“Examples the union has seen and advised on show that someone with less than £45k in revenues will actually keep less of that revenue when trading through a personal service company (PSC) once all of the costs are taken into account, and members with revenues of £65k will only be only marginally better off than someone with a PAYE salary (a figure barely worth the hassle of managing a company) of the same amount – and they will have to go through a lot of headaches, inconvenience and expense in trading through a PSC to get that benefit.”
Kenne has very helpfully replied as follows:

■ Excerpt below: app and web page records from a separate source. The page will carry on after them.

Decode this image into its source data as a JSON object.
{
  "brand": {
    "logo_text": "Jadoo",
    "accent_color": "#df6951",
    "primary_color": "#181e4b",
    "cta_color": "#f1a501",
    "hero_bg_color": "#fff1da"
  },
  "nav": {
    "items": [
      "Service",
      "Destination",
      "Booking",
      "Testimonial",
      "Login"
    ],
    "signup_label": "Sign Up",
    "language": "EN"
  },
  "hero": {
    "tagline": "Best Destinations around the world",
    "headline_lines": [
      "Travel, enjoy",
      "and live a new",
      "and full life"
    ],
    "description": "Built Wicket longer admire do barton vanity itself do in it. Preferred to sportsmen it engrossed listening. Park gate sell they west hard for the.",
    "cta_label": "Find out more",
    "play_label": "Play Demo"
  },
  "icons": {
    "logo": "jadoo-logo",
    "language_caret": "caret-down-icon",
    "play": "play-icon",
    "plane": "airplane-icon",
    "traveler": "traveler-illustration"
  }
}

“In our experience, the financial benefits of trading through a PSC mainly are dictated by the personal circumstances of the director/s (e.g. other sources of personal income that are declared on personal Tax Return, personal monies needed to be withdrawn, are there one or more directors etc). I have seen cases where PSC’s with a turnover of £300,000 per year would have been better off trading as schedule D due to the sheer amount of personal cash withdrawn and subsequent personal tax payable, but a PSC with turnover of £70,000 was actually materially better off due to having much different personal circumstances.
A company that had a turnover of £65,000 (and obviously carries expenses that can be offset against tax) being only marginally better off versus that of PAYE does surprise me; the PSC would be taxed on the net profit at lower Corporation Tax rates, whilst the PAYE would be paying significant Higher Rate tax, and so would be interesting to see any relevant calculations or understand the background in more detail just for my own professional curiosity!

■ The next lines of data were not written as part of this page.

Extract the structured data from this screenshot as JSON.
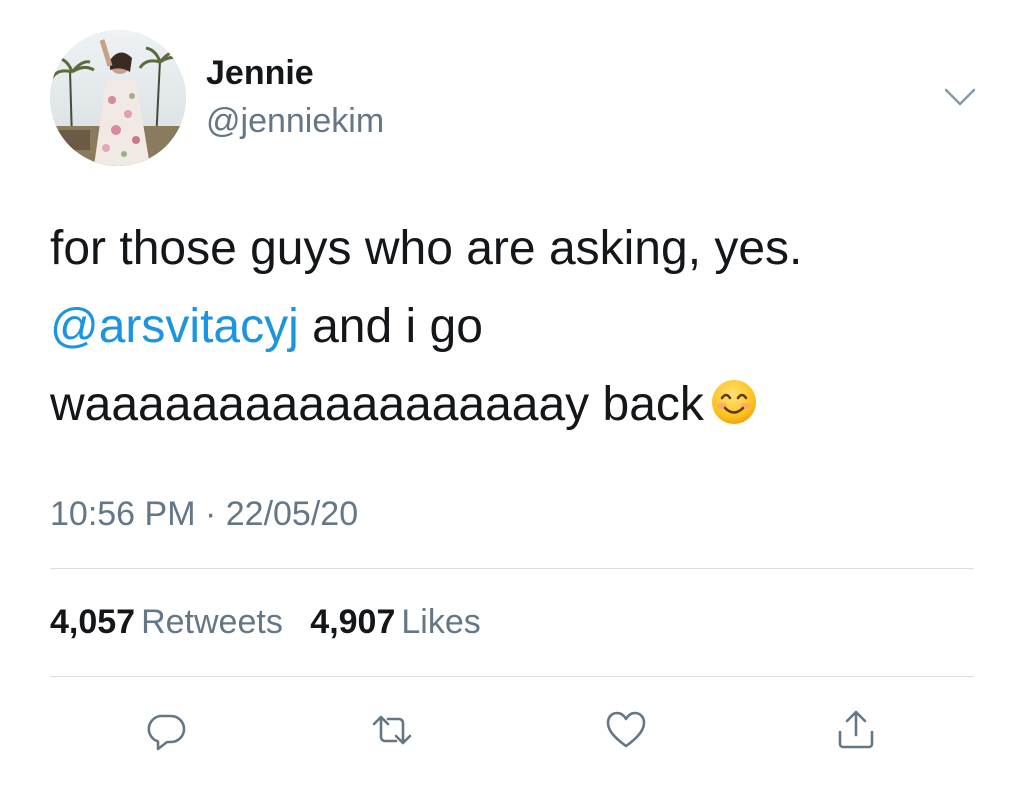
{
  "author": {
    "display_name": "Jennie",
    "handle": "@jenniekim"
  },
  "tweet": {
    "line1": "for those guys who are asking, yes.",
    "mention": "@arsvitacyj",
    "line2_rest": " and i go",
    "line3": "waaaaaaaaaaaaaaaaaay back",
    "emoji": "smiling-face-with-smiling-eyes"
  },
  "meta": {
    "time": "10:56 PM",
    "separator": " · ",
    "date": "22/05/20"
  },
  "stats": {
    "retweets_count": "4,057",
    "retweets_label": "Retweets",
    "likes_count": "4,907",
    "likes_label": "Likes"
  },
  "actions": [
    "reply-icon",
    "retweet-icon",
    "like-icon",
    "share-icon"
  ],
  "colors": {
    "text": "#14171a",
    "secondary": "#657786",
    "link": "#1b95e0",
    "divider": "#d9dee2",
    "icon": "#657786"
  }
}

Our general guidance to those schedule D individuals that we look after when discussing trading as a Limited Company (this being on basis that they tick all other fundamental boxes of being able to trade as PSC i.e. satisfying IR35 criteria), is that it wouldn’t really be worth their while even considering it until around £60,000/£65,000 due to the increased level of involvement/paperwork and of course fees. That being said, it isn’t one size fits all and so we always look at a broad range of factors on an individual basis so as to be able to provide a specific recommendation.”
My short answer to Kenne is that I saw a calculation for someone with a turnover of around £65k in a PSC that had very minimal operating expenses and they were a few £thousand better off in terms of money drawn down to themselves (dividend income and salary after tax, etc) than someone who was earning £65k PAYE to do a similar job, and I also saw someone with a PSC that had around £45k and there seemed to be very little benefit to them.
However, there are so many apples/oranges that are compared in this kind of calculation that I’d be happy to revise my £65k figure! Either way, the usual footnote applies – the information that this blog provides is only a general outline of the subjects covered. It should neither be regarded as comprehensive nor sufficient for making decisions, and it should not be used in place of professional advice… and I don’t do ‘tax advice’ on this blog….
…but one thing I remember from my freelance days was that it’s generally a mistake to get involved in too many business-structure contortions when you need to focus on being good at what you do – and, of course, Bectu would never advise members to engage in tax avoidance – and also, our general prejudice would be to remind people not to undervalue the employment rights that they lose when they are not Employees (in employment law terms).
One reason I’m posting this is that I suspect some people do involve themselves in those contortions thinking that they will be better off, but in reality, that may not be the case.